→ **WORK REQUEST**:
Provide an exact copy of the data, excluding the images.

▼

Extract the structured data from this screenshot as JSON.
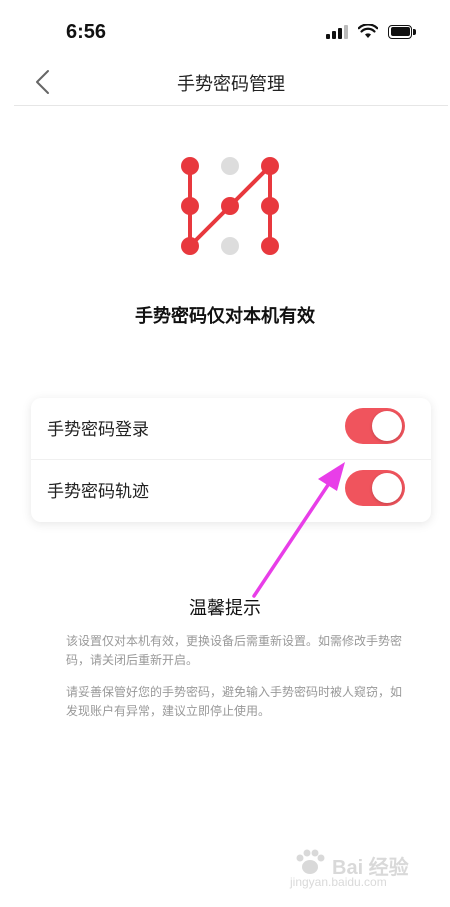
{
  "status_bar": {
    "time": "6:56",
    "icons": [
      "signal-icon",
      "wifi-icon",
      "battery-icon"
    ]
  },
  "nav": {
    "title": "手势密码管理",
    "back_icon": "chevron-left-icon"
  },
  "subtitle": "手势密码仅对本机有效",
  "settings": [
    {
      "label": "手势密码登录",
      "enabled": true
    },
    {
      "label": "手势密码轨迹",
      "enabled": true
    }
  ],
  "tips": {
    "title": "温馨提示",
    "paragraphs": [
      "该设置仅对本机有效，更换设备后需重新设置。如需修改手势密码，请关闭后重新开启。",
      "请妥善保管好您的手势密码，避免输入手势密码时被人窥窃，如发现账户有异常，建议立即停止使用。"
    ]
  },
  "watermark": {
    "text": "Bai 经验",
    "url": "jingyan.baidu.com"
  },
  "colors": {
    "accent": "#f0545d",
    "pattern_red": "#e8383d",
    "pattern_gray": "#dddddd",
    "annotation_arrow": "#e83ee8"
  }
}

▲

→ **TASK SOLUTION**:
Extract the structured data from this screenshot as JSON.
{
  "status_bar": {
    "time": "6:56",
    "icons": [
      "signal-icon",
      "wifi-icon",
      "battery-icon"
    ]
  },
  "nav": {
    "title": "手势密码管理",
    "back_icon": "chevron-left-icon"
  },
  "subtitle": "手势密码仅对本机有效",
  "settings": [
    {
      "label": "手势密码登录",
      "enabled": true
    },
    {
      "label": "手势密码轨迹",
      "enabled": true
    }
  ],
  "tips": {
    "title": "温馨提示",
    "paragraphs": [
      "该设置仅对本机有效，更换设备后需重新设置。如需修改手势密码，请关闭后重新开启。",
      "请妥善保管好您的手势密码，避免输入手势密码时被人窥窃，如发现账户有异常，建议立即停止使用。"
    ]
  },
  "watermark": {
    "text": "Bai 经验",
    "url": "jingyan.baidu.com"
  },
  "colors": {
    "accent": "#f0545d",
    "pattern_red": "#e8383d",
    "pattern_gray": "#dddddd",
    "annotation_arrow": "#e83ee8"
  }
}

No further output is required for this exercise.